December 17, 2004
Potential Candidate Topics for Future IEO Work Programs
The IEO is in the process of identifying a menu of potential topics to guide its work programs over the coming years. A preliminary list of such topics is provided in this note to serve as a basis for discussion. It has been derived drawing upon initial suggestions from external observers, members of the IMF Executive Board, and IMF staff. It also includes several items from the initial short list of 15 possible evaluation topics identified in 2001 that have not yet been taken up. Following normal IEO practice, feedback on this list is being invited from a wide range of stakeholders within and outside the IMF before the final work program for each year is decided. Comments are requested by February 15 and may be submitted to email@example.com.
The size of the annual work program is decided as part of the regular discussions with the Executive Board on the IEO budget, but we have assumed for purposes of this note that the total work load will remain unchanged at its current level (that is, four evaluation projects a year, of which one will be somewhat smaller in size). We expect that the specific work program would be announced for only one year ahead (beginning with FY2006). This would allow for adjustments in priorities should circumstances change.
The choice of topics will be guided by a number of criteria, including: (i) substantial learning potential exists, especially on issues where the IMF is in the process of considering its longer-term strategies; (ii) the topic is of interest to a wide range of the IMF membership; (iii) the issue has been the subject of controversy and criticism; and (iv) the IEO has a comparative advantage in undertaking the evaluation. Selection of topics must also bear in mind the requirement, set out in the IEO's terms of reference, that it "should avoid interfering with operational activities, including programs, or attempting to micro-manage the institution."
Possible topics have been grouped by four categories, namely, the IMF's main types of activities and IMF organization. However, some evaluations would cut across several categories. Several of the suggested topics cover overlapping ground and, therefore, could be viewed as alternatives. This list does not attempt to make any judgment on the most suitable timing of possible projects. Some topics may be strong candidates for eventual evaluation but would be best taken up in several years time after further experience has been gained with ongoing internal initiatives or when relevant country experience would be available for evaluation.
· Modalities and effectiveness of bilateral surveillance in large industrial countries.
· The IMF's advice on exchange rate policy.
· Approaches to crisis prevention (or a project that focuses on assessing IMF approaches to debt sustainability).

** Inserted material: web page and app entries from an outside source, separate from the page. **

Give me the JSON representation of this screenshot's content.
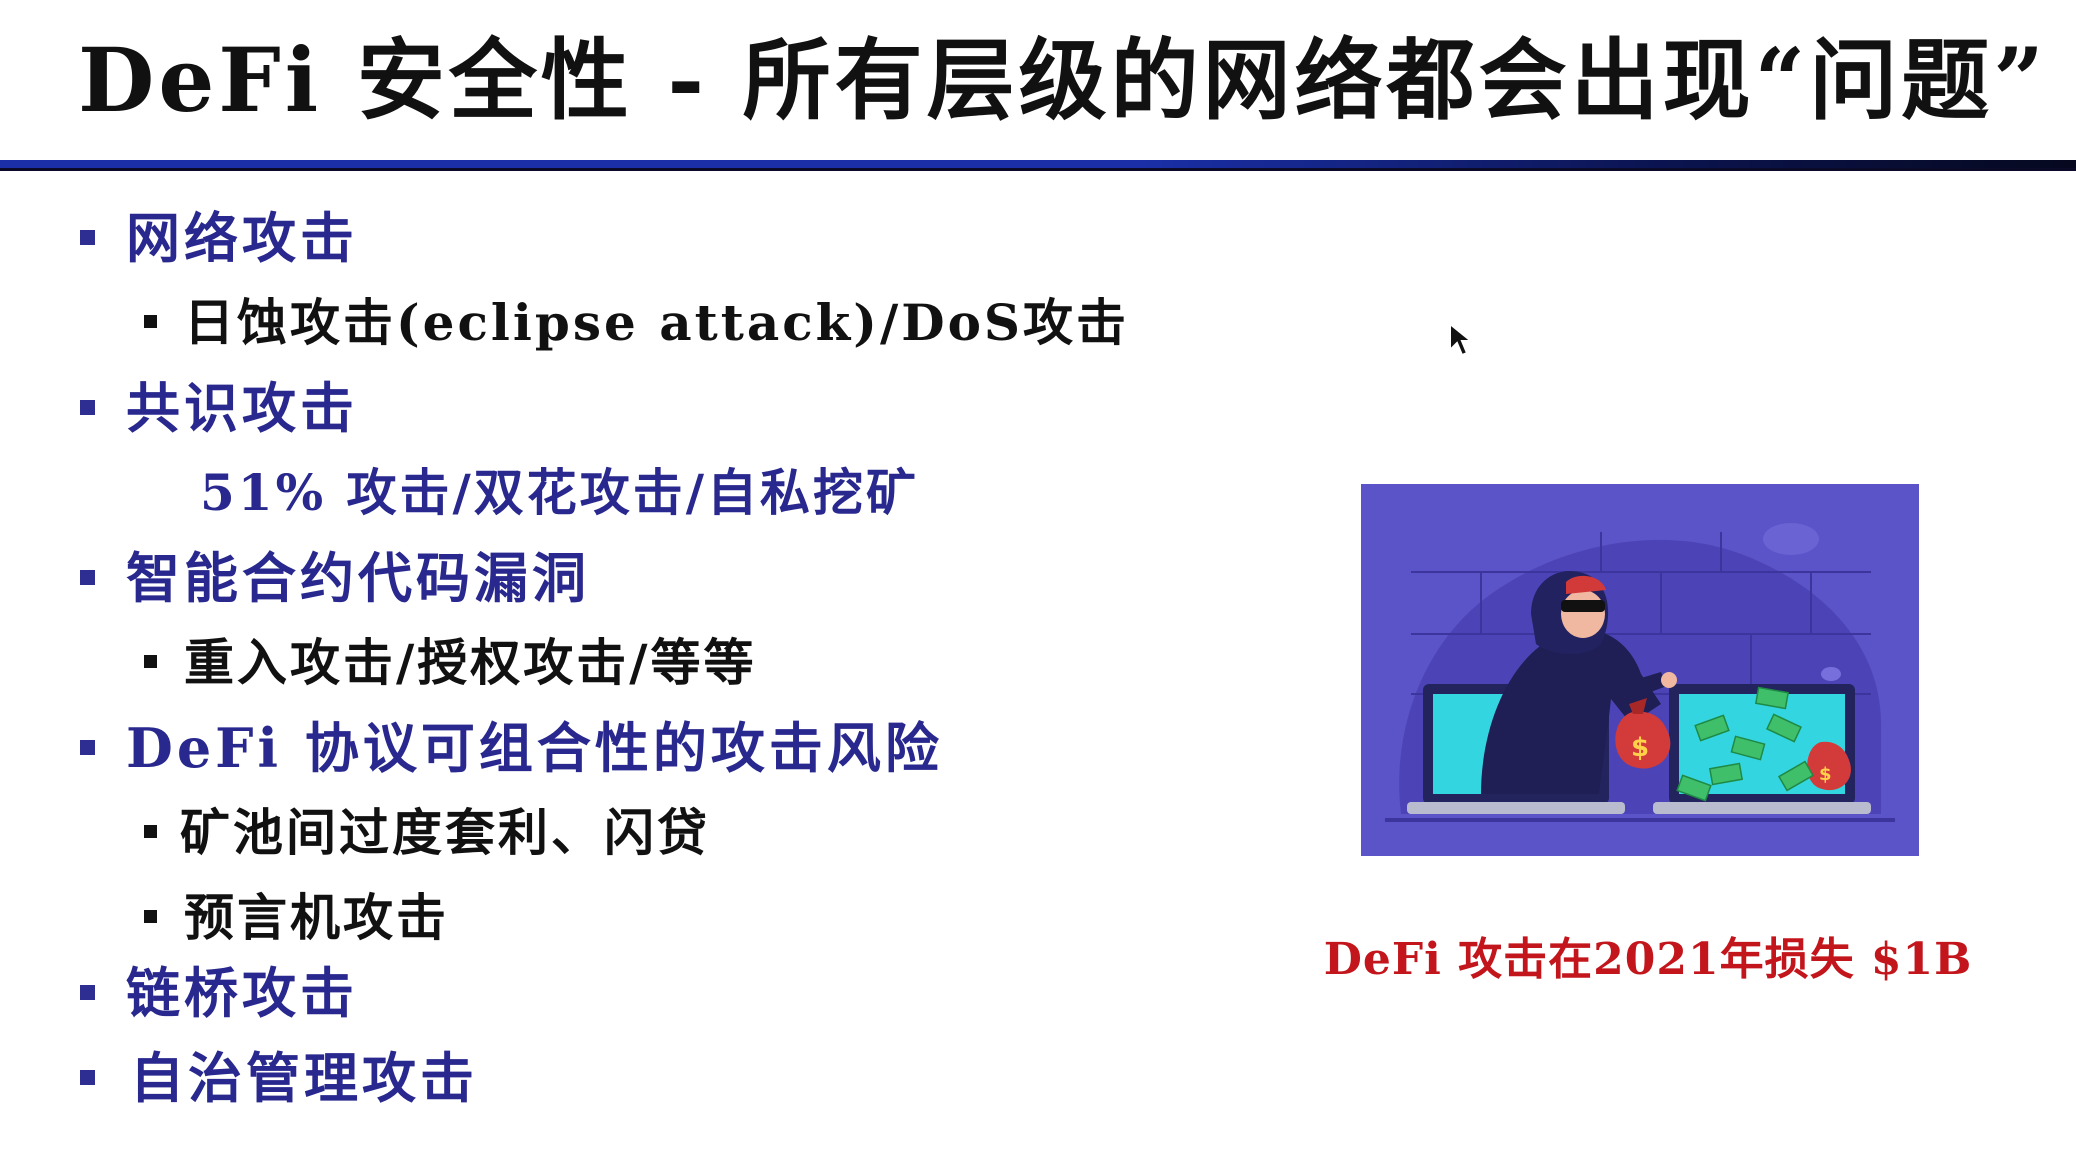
{
  "title": "DeFi 安全性 - 所有层级的网络都会出现“问题”",
  "sections": [
    {
      "label": "网络攻击",
      "items": [
        "日蚀攻击(eclipse attack)/DoS攻击"
      ]
    },
    {
      "label": "共识攻击",
      "plain": "51% 攻击/双花攻击/自私挖矿"
    },
    {
      "label": "智能合约代码漏洞",
      "items": [
        "重入攻击/授权攻击/等等"
      ]
    },
    {
      "label": "DeFi 协议可组合性的攻击风险",
      "items": [
        "矿池间过度套利、闪贷",
        "预言机攻击"
      ]
    },
    {
      "label": "链桥攻击"
    },
    {
      "label": "自治管理攻击"
    }
  ],
  "image_caption": "DeFi 攻击在2021年损失 $1B",
  "colors": {
    "accent_blue": "#28288e",
    "caption_red": "#c3161c",
    "illustration_bg": "#5b54c8"
  },
  "icons": [
    "mouse-cursor-icon",
    "money-bag-icon",
    "laptop-icon",
    "hacker-illustration"
  ]
}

· The IMF's role in the dissemination and assessment of various standards and codes. (The Fund's role concerning standards and codes in the financial sector is already being addressed in the ongoing FSAP evaluation. A subsequent evaluation could cover all other Reports on Standards and Codes (ROSCs) in the Fund's areas of primary responsibility or could focus on specific areas such as the effectiveness of the Fund's role in promoting enhanced Data Dissemination Standards, fiscal transparency etc.).
· The Fund's approach to governance issues.
IMF financing instruments and program activities
· The IMF's role in countries emerging from conflict.
· The IMF's role in African countries, based on a small number of case studies. (This evaluation could either review all aspects of the Fund's role in selected African countries or could focus on more specific issues, such as post-HIPC completion cases or aspects of program design).
· The role of the IMF in debt restructuring.
· Single country cases with important learning potential, including:
- A low-income transition economy.
· IMF External training activities.
· World Bank-IMF collaboration. (Various approaches to such an evaluation are possible. For example, it may be useful to focus on assessing the modalities and effectiveness of collaboration in specific areas.)
· Effectiveness of internal assessment and self-evaluation processes (or a broader review of IMF approaches to "knowledge management," including in addition how well the IMF provides relevant cross-country experience to its members).
· A number of commentators have suggested that the IEO might also address various internal organizational issues, with more or less direct bearing on the Fund's governance. Topics suggested include the issue of the diversity of the Fund staff, the role of resident representatives, or the effectiveness of integration between various Fund departments. However, some of these topics might take the IEO into areas that risk interfering in the management of the institution, which is against the IEO terms of reference, or are beyond the IEO's comparative advantage.1 Some of these issues, including various aspects of the Fund's decision-making processes and governance, are likely to emerge in the context of other evaluations. In any event, issues involving the range of potential topics for evaluation could be revisited at the time the IEO itself is evaluated, which is expected to be toward the end of 2005.
The final list of topics will be determined on the basis of consultations with various stakeholders and taking account of the IEO's assessment of the potential benefits of each project for the institution, in light of the criteria indicated earlier. It is expected that the final list will be posted on the website in the first half of 2005.
1 For an interesting earlier discussion on the possible division of labor between an independent evaluation office and internal assessment units such as the Office of Inspection and Audit (OIA), which conducts a variety of managerial reviews, see Making the IMF's Independent Evaluation Office Operational, prepared by the Evaluation Group of Executive Directors, August 7, 2000 (www.imf.org/external/np/eval/evo/2000/Eng/evo.htm).